In this groundbreaking book, James Fergusson travels the length of Britain to explore our often misunderstood Muslim communities, and to experience life on both sides of our increasingly segregated society.
The face of Britain is changing. The Muslim population has more than doubled over the last twenty years, and is projected to do so again over the next twenty. A societal shift of this size and speed has inevitably brought growing pains, with the impact on our communities becoming ever more profound – as well as painful, because in the eyes of many, Islam has a problem: the extremist views of a tiny minority, which, when translated into action, can result in catastrophic violence.
The danger of this extremist threat - or our response to it - is that we are collectively starting to lose faith in the cultural diversity that has glued our nation together for so long. Our tolerance of others, so often celebrated as a ‘fundamental British value,’ is at risk.
In this groundbreaking book, James Fergusson travels the length of Britain to evaluate the impact these seismic shifts have had on our communities. With the rise of nationalist movements, growing racial tensions and an increasingly out of touch political elite, what does it mean to be a Muslim in Britain?

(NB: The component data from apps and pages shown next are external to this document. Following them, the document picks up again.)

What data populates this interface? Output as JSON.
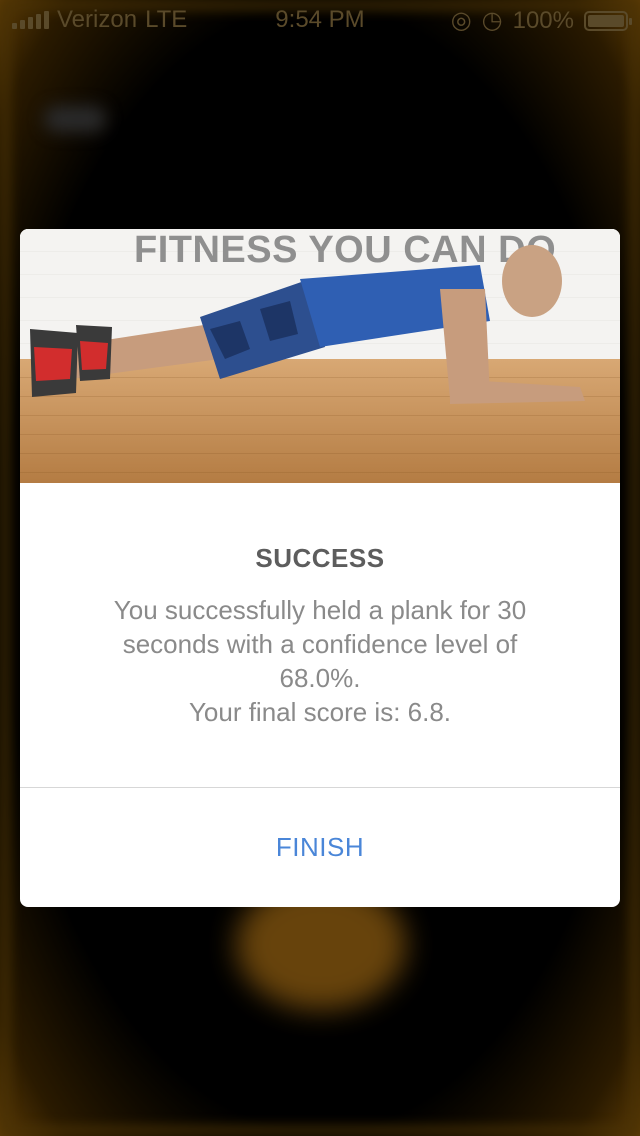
{
  "status_bar": {
    "carrier": "Verizon",
    "network": "LTE",
    "time": "9:54 PM",
    "battery": "100%"
  },
  "dialog": {
    "image_caption": "FITNESS YOU CAN DO",
    "title": "SUCCESS",
    "message_lines": [
      "You successfully held a plank for 30",
      "seconds with a confidence level of",
      "68.0%.",
      "Your final score is: 6.8."
    ],
    "finish_label": "FINISH"
  },
  "colors": {
    "accent": "#4a86d8",
    "title": "#5d5d5d",
    "body_text": "#8a8a8a",
    "backdrop_glow": "#8a5a10"
  },
  "icons": [
    "signal-icon",
    "location-icon",
    "alarm-icon",
    "battery-icon"
  ]
}
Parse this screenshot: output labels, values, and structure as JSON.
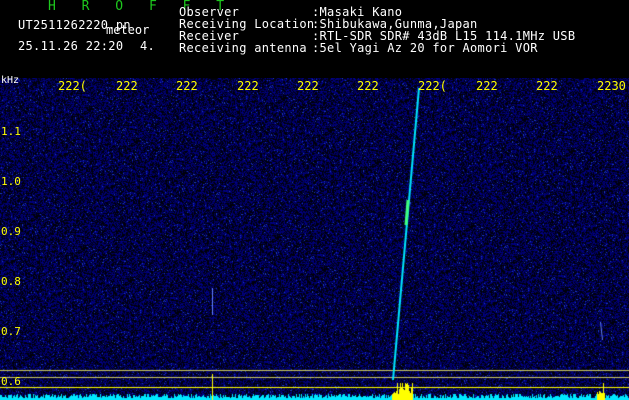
{
  "title": "H R O F F T",
  "file_name": "UT2511262220.pn",
  "event_type": "meteor",
  "datetime": "25.11.26 22:20",
  "count": "4.",
  "info": [
    {
      "label": "Observer",
      "value": ":Masaki Kano"
    },
    {
      "label": "Receiving Location",
      "value": ":Shibukawa,Gunma,Japan"
    },
    {
      "label": "Receiver",
      "value": ":RTL-SDR SDR# 43dB L15 114.1MHz USB"
    },
    {
      "label": "Receiving antenna",
      "value": ":5el Yagi Az 20 for Aomori VOR"
    }
  ],
  "freq_unit": "kHz",
  "freq_ticks": [
    "1.1",
    "1.0",
    "0.9",
    "0.8",
    "0.7",
    "0.6"
  ],
  "time_ticks": [
    "2220",
    "2221",
    "2222",
    "2223",
    "2224",
    "2225",
    "2226",
    "2227",
    "2228",
    "2229",
    "2230"
  ],
  "time_tick_labels": [
    "222(",
    "222",
    "222",
    "222",
    "222",
    "222",
    "222(",
    "222",
    "222",
    "222",
    "2230"
  ],
  "colors": {
    "background": "#000000",
    "noise": "#0a0a6e",
    "trace": "#00ffff",
    "axis": "#ffff00",
    "logo": "#1ec81e"
  }
}
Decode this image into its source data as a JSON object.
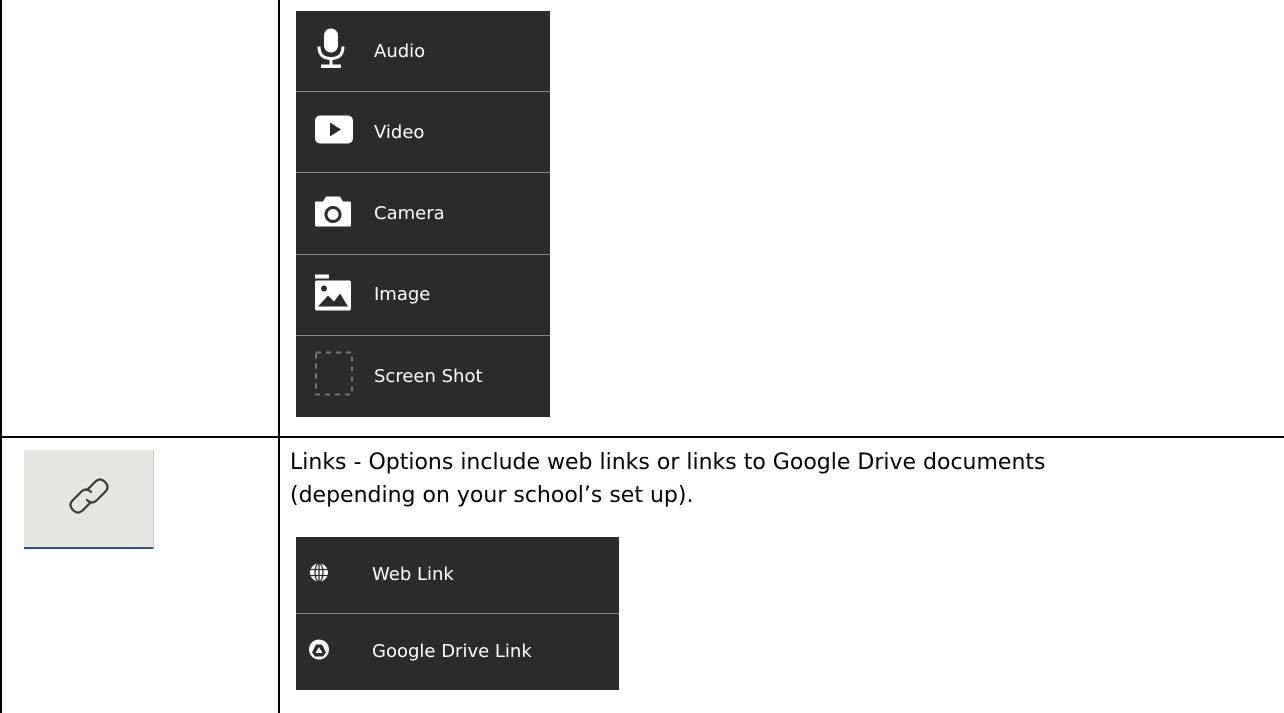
{
  "media_menu": {
    "items": [
      {
        "label": "Audio",
        "icon": "microphone-icon"
      },
      {
        "label": "Video",
        "icon": "play-icon"
      },
      {
        "label": "Camera",
        "icon": "camera-icon"
      },
      {
        "label": "Image",
        "icon": "image-icon"
      },
      {
        "label": "Screen Shot",
        "icon": "screenshot-icon"
      }
    ]
  },
  "links_row": {
    "icon": "link-icon",
    "description_line1": "Links - Options include web links or links to Google Drive documents",
    "description_line2": "(depending on your school’s set up)."
  },
  "link_menu": {
    "items": [
      {
        "label": "Web Link",
        "icon": "globe-icon"
      },
      {
        "label": "Google Drive Link",
        "icon": "google-drive-icon"
      }
    ]
  },
  "colors": {
    "menu_background": "#2b2b2b",
    "menu_text": "#ffffff",
    "link_box_background": "#e6e6e0"
  }
}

What is life like on both sides of this growing religious divide? And what can we do to heal the fractures appearing in our national fabric?